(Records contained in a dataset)
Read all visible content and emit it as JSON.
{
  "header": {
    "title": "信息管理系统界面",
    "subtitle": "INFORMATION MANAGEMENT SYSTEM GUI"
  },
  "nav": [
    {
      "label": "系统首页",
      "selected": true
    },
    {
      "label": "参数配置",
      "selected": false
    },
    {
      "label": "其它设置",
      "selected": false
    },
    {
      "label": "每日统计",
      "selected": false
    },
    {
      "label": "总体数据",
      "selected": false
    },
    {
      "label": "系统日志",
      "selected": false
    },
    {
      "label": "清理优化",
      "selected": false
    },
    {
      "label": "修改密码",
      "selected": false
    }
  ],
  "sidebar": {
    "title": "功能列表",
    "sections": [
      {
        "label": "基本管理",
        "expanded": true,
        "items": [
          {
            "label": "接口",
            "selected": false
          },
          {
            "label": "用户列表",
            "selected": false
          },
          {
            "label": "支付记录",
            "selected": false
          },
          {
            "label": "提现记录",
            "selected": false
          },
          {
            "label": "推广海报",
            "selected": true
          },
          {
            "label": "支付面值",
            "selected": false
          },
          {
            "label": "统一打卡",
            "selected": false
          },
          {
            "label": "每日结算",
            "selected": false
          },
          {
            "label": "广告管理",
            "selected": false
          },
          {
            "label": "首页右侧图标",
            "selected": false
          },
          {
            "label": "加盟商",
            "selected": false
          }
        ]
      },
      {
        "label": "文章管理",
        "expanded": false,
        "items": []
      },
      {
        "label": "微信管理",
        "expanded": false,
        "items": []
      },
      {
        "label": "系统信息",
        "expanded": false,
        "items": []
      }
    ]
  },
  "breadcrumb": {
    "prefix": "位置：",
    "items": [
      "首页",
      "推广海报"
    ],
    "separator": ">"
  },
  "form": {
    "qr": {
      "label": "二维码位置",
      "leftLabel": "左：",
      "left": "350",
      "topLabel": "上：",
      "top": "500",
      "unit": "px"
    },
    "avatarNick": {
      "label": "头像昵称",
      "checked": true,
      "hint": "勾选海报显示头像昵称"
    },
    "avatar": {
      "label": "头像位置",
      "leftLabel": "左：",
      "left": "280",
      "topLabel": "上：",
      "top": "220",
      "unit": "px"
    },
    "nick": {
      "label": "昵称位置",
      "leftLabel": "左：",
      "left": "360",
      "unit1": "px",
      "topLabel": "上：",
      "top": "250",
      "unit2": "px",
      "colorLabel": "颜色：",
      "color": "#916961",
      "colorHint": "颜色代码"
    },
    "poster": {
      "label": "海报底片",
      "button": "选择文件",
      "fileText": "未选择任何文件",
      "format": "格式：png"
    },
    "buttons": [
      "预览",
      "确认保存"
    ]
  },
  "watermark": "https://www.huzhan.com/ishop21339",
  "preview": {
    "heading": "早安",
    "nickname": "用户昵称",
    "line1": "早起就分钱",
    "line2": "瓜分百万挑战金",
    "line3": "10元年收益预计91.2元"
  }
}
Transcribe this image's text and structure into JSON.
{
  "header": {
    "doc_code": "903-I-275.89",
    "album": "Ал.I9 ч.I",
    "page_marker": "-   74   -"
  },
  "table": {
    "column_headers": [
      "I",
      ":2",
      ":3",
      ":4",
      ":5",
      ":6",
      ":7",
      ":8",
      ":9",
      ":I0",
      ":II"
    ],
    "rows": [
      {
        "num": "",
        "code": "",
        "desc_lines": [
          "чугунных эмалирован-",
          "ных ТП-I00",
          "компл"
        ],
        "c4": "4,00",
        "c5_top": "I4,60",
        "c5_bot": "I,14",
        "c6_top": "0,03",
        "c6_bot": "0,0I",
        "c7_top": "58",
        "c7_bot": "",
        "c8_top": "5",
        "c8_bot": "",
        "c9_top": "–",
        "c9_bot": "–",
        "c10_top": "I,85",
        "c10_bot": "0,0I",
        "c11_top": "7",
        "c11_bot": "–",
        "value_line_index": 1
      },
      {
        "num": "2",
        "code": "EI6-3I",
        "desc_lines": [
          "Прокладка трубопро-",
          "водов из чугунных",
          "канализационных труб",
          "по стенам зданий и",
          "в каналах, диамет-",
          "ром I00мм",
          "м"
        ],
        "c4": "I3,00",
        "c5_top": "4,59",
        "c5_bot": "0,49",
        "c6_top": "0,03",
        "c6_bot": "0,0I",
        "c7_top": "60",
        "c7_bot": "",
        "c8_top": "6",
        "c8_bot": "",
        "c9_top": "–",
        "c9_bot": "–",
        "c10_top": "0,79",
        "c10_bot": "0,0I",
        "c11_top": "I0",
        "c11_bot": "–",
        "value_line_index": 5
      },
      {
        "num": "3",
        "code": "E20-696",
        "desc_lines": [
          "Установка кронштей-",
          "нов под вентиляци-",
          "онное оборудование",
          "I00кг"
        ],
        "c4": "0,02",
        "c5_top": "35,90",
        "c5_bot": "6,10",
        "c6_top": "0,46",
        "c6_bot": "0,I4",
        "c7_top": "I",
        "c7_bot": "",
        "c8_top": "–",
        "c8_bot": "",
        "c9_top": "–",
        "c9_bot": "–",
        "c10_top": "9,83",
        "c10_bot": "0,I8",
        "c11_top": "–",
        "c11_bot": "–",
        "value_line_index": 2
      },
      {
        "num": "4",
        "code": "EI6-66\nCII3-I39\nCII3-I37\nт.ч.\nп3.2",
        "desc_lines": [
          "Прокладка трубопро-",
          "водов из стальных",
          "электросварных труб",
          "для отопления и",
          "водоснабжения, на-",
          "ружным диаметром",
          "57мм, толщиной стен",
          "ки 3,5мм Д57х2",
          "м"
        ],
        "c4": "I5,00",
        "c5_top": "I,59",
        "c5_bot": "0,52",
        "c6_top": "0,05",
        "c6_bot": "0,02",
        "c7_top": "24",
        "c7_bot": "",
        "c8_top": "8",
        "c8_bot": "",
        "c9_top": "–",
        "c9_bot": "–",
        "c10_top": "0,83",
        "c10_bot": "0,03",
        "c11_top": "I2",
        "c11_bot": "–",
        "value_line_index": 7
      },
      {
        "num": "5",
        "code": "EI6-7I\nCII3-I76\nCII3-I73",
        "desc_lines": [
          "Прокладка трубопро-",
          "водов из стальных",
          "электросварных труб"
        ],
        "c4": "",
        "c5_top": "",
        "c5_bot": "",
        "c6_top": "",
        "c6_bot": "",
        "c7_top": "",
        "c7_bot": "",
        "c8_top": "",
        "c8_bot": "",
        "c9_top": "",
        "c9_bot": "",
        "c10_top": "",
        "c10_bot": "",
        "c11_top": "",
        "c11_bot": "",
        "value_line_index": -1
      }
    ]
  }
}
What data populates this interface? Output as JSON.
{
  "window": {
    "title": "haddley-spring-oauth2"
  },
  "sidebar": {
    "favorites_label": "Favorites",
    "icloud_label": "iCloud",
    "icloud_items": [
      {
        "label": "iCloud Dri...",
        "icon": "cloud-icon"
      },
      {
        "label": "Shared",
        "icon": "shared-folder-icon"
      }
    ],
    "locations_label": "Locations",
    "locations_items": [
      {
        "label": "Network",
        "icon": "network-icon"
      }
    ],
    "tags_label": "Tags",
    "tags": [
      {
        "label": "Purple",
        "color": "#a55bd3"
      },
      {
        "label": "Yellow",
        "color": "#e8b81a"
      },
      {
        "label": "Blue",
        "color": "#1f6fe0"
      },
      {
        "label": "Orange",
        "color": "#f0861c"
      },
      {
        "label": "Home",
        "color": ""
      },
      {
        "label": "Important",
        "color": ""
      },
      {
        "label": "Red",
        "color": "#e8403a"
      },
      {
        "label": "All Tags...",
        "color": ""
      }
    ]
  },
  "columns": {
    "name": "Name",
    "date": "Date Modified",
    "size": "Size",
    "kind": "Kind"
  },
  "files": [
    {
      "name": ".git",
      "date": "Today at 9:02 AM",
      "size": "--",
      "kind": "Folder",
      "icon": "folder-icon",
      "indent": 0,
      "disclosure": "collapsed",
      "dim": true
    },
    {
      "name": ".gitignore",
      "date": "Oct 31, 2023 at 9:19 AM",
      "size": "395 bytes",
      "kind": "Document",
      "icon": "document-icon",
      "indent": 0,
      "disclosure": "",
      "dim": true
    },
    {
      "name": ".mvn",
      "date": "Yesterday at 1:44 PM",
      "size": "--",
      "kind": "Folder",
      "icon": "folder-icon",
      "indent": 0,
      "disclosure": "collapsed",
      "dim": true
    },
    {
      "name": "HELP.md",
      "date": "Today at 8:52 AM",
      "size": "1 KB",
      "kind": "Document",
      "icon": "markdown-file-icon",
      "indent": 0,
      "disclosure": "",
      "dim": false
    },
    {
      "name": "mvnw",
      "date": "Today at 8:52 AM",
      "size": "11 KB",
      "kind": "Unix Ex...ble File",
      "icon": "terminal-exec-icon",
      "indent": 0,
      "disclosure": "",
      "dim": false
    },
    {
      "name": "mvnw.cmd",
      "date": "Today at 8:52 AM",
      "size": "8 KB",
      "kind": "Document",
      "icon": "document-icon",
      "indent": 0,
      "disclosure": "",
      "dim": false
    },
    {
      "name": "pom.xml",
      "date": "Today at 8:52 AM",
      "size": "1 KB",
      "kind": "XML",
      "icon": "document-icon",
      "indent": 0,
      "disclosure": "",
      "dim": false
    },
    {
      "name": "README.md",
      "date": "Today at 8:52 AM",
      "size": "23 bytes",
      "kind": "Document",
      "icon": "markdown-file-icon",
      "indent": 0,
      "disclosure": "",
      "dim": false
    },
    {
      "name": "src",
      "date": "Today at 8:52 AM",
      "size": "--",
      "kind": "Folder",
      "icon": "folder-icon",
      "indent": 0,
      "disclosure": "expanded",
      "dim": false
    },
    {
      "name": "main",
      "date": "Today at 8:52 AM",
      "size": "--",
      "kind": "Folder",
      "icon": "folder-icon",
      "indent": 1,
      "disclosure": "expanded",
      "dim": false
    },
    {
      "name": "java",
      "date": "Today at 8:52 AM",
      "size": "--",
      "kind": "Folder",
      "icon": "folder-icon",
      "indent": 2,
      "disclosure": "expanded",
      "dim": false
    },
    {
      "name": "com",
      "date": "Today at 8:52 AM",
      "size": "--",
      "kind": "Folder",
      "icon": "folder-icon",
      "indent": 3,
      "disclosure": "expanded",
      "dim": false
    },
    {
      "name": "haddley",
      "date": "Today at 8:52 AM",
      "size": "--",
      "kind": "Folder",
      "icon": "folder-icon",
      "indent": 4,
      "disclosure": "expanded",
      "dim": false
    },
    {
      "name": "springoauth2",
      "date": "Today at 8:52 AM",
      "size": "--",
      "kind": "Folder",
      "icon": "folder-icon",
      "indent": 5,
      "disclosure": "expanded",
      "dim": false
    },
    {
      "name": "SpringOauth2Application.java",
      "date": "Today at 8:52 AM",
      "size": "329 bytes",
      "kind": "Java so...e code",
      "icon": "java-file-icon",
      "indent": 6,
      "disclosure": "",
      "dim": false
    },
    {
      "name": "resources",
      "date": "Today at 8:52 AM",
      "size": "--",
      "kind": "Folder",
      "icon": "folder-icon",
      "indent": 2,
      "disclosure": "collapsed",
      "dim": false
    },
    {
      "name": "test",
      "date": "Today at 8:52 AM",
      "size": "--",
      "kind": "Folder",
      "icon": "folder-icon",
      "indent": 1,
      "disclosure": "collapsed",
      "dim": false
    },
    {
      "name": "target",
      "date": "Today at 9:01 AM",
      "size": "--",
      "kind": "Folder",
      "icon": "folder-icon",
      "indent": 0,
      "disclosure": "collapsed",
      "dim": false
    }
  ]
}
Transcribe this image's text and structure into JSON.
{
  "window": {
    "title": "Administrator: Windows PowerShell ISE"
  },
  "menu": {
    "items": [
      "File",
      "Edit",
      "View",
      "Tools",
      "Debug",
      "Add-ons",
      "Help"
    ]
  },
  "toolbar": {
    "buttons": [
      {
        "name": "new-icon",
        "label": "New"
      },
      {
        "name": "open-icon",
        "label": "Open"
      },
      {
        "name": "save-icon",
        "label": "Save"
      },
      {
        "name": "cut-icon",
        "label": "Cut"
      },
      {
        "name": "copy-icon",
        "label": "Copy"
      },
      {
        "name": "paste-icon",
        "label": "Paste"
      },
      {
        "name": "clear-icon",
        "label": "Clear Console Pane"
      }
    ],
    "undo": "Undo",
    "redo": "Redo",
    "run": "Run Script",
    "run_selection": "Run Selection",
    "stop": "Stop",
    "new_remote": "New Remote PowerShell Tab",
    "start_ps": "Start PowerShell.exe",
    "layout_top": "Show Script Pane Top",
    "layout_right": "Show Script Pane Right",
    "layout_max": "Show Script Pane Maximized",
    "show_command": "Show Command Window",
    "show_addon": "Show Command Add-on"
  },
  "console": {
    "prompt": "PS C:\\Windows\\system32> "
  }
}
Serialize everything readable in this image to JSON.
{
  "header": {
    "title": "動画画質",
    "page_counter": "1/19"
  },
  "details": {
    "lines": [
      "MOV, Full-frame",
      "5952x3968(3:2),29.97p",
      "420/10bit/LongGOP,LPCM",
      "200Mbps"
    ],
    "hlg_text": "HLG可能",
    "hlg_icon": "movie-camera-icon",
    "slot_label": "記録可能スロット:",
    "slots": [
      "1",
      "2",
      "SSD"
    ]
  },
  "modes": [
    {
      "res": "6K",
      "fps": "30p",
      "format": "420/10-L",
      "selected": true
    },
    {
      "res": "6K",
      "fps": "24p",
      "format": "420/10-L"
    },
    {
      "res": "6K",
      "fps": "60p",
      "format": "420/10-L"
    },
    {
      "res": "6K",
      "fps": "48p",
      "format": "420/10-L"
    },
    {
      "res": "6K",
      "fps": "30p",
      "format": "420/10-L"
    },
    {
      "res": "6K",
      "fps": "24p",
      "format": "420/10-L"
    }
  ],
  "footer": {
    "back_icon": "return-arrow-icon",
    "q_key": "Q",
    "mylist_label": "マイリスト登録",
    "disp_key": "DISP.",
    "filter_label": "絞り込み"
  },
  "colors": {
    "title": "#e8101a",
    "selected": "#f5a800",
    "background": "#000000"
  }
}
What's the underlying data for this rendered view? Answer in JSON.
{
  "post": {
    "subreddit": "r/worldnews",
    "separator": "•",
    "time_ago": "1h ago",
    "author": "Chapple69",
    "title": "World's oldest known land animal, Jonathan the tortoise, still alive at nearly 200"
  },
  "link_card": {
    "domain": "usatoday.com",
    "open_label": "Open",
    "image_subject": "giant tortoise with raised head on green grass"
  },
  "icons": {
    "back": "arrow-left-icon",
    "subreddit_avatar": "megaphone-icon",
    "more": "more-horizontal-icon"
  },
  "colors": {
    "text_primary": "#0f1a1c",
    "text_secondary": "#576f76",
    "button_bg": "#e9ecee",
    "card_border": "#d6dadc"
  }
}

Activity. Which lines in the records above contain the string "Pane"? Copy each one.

Answer to the problem.
        "label": "Clear Console Pane"
    "layout_top": "Show Script Pane Top",
    "layout_right": "Show Script Pane Right",
    "layout_max": "Show Script Pane Maximized",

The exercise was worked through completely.